In general, the new, reduced menus eliminate less-popular items and replace them with fewer but higher-quality options, he said, adding that staffing is also part of the equation.
"By the reduction of it, we've produced a better rotational menu [allowing] us to have better controls in ordering, better controls of inventory and a slight reduction of costs," he said. "However, that cost is now being outweighed by the increase in quality of materials and labor."
Hotels have to make up for the fact that they are cutting the number of menu items in half. Murray said Marriott, for example, is launching a new breakfast for SpringHill Suites, Fairfield Inn & Suites and Residence Inn properties that will offer more vegan and gluten-free items.
His portfolio's Courtyard by Marriott properties are also in the process of launching a "Bistro 3.0" concept, which includes fewer items but higher-quality, more substantial foods that accommodate multiple dietary preferences. "We’re actually very excited to see the evolution of the hotel breakfast. The expectations for breakfast were becoming a little overwhelming pre-pandemic," he said. "To clarify, each brand was attempting to one-up each other by offering more selections versus offering better quality. I think that during the pandemic everyone had an opportunity to examine the concept of quality versus quantity."
Kattato said guests want a hotel breakfast to more closely resemble a retail experience, with food options that can be customized. "Had we not gone through the last 18 months, we would have seen it much sooner. I think it was time for [the brands] to revamp what that menu looked like," he said. Hotels in his portfolio — which include brands such as Hampton Inn, Fairfield Inn & Suites, Homewood Suites, Courtyard, Home2 Suites and Hilton Garden Inn — have not yet introduced the new programs and are still undergoing beta testing. "I think they've had a very good response in the test markets," he said, but getting products to the hotels is challenging.
Tracy Kundey, managing director of hospitality at Everwood Hospitality Partners, said in an email interview that his company's portfolio of hotels has gone back to full, pre-pandemic breakfast offerings. However, the challenge of getting supplies from primary vendors remains. "We end up supplementing with Sam's Club/Costco," he said, adding that guests are happy to get away from the grab-and-go offerings.

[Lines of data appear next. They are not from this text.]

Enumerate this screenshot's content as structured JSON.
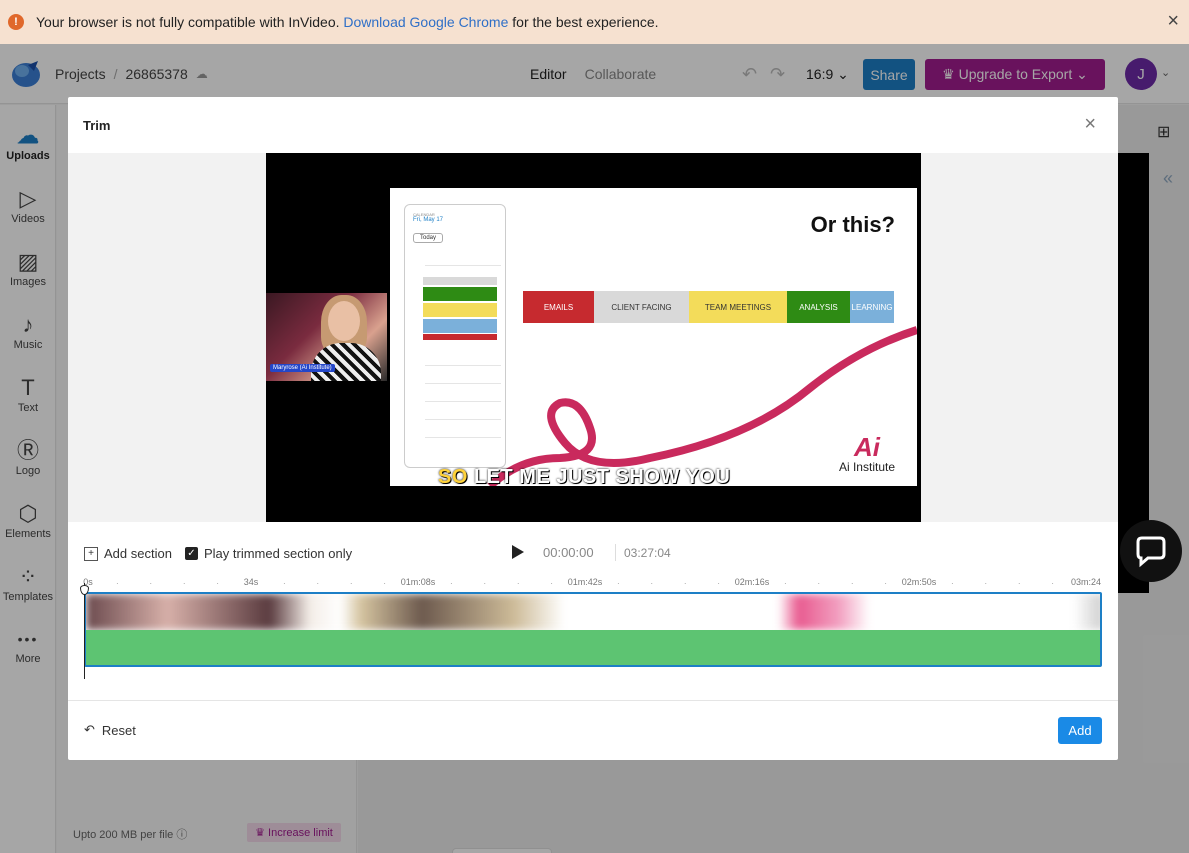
{
  "banner": {
    "warn_icon": "!",
    "text_before": "Your browser is not fully compatible with InVideo.",
    "link_text": "Download Google Chrome",
    "text_after": "for the best experience.",
    "close_icon": "×"
  },
  "header": {
    "breadcrumb_projects": "Projects",
    "breadcrumb_sep": "/",
    "project_id": "26865378",
    "cloud_icon": "☁",
    "mode_editor": "Editor",
    "mode_collaborate": "Collaborate",
    "undo_icon": "↶",
    "redo_icon": "↷",
    "aspect_ratio": "16:9 ⌄",
    "share_label": "Share",
    "upgrade_label": "♛ Upgrade to Export ⌄",
    "avatar_initial": "J",
    "avatar_chev": "⌄"
  },
  "sidebar": {
    "items": [
      {
        "label": "Uploads",
        "icon": "☁"
      },
      {
        "label": "Videos",
        "icon": "▷"
      },
      {
        "label": "Images",
        "icon": "▨"
      },
      {
        "label": "Music",
        "icon": "♪"
      },
      {
        "label": "Text",
        "icon": "T"
      },
      {
        "label": "Logo",
        "icon": "Ⓡ"
      },
      {
        "label": "Elements",
        "icon": "⬡"
      },
      {
        "label": "Templates",
        "icon": "⁘"
      },
      {
        "label": "More",
        "icon": "•••"
      }
    ]
  },
  "panel": {
    "upload_limit": "Upto 200 MB per file",
    "info_icon": "ⓘ",
    "increase_limit": "♛ Increase limit"
  },
  "icons": {
    "grid": "⊞",
    "collapse": "«"
  },
  "trim_modal": {
    "title": "Trim",
    "close_icon": "×",
    "slide_title": "Or this?",
    "calendar_small_label": "CALENDAR",
    "calendar_date": "Fri, May 17",
    "calendar_today": "Today",
    "bars": [
      {
        "label": "EMAILS",
        "color": "#c62a2f",
        "text_color": "#ffffff"
      },
      {
        "label": "CLIENT FACING",
        "color": "#d9d9d9",
        "text_color": "#333333"
      },
      {
        "label": "TEAM MEETINGS",
        "color": "#f3dc5a",
        "text_color": "#333333"
      },
      {
        "label": "ANALYSIS",
        "color": "#2e8b14",
        "text_color": "#ffffff"
      },
      {
        "label": "LEARNING",
        "color": "#7bb0da",
        "text_color": "#ffffff"
      }
    ],
    "ai_logo_mark": "Ai",
    "ai_logo_name": "Ai Institute",
    "caption_highlight": "SO",
    "caption_rest": "LET ME JUST SHOW YOU",
    "presenter_tag": "Maryrose (Ai Institute)",
    "add_section_icon": "+",
    "add_section": "Add section",
    "check_icon": "✓",
    "play_trimmed_only": "Play trimmed section only",
    "current_time": "00:00:00",
    "total_time": "03:27:04",
    "ruler_labels": [
      "0s",
      "34s",
      "01m:08s",
      "01m:42s",
      "02m:16s",
      "02m:50s",
      "03m:24"
    ],
    "reset_icon": "↶",
    "reset_label": "Reset",
    "add_label": "Add"
  }
}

During the pandemic, McNeill Hotel Company switched from buffet service to grab-and-go service for breakfast. Once demand began to pick back up, the hotels switched to cafeteria-style serving. "During that time, it increased our labor across the board; however, we saw a decrease in cost per occupied room with breakfast," Murray said. "That was a huge eye-opening situation not only from our standpoint but from a brand standpoint because the hotels were able to see some savings." He anticipates going forward there will still be some mixture of buffets and cafeteria-style serving, while still upholding safety and sanitation protocols. It's expected foods will be cooked-to-order in Courtyards and Hilton Garden Inns, for example. McNeill's all-suite brands will continue to offer a buffet, along with more pre-packaged items, he said.
Kattato said the return of buffets at his company's hotels will depend on what the guests want."What we've learned recently is that the guests, by and large, aren't willing to let the buffet drift off into the sunset," he said. When buffets do return, he said the number of offerings and type of selection will change.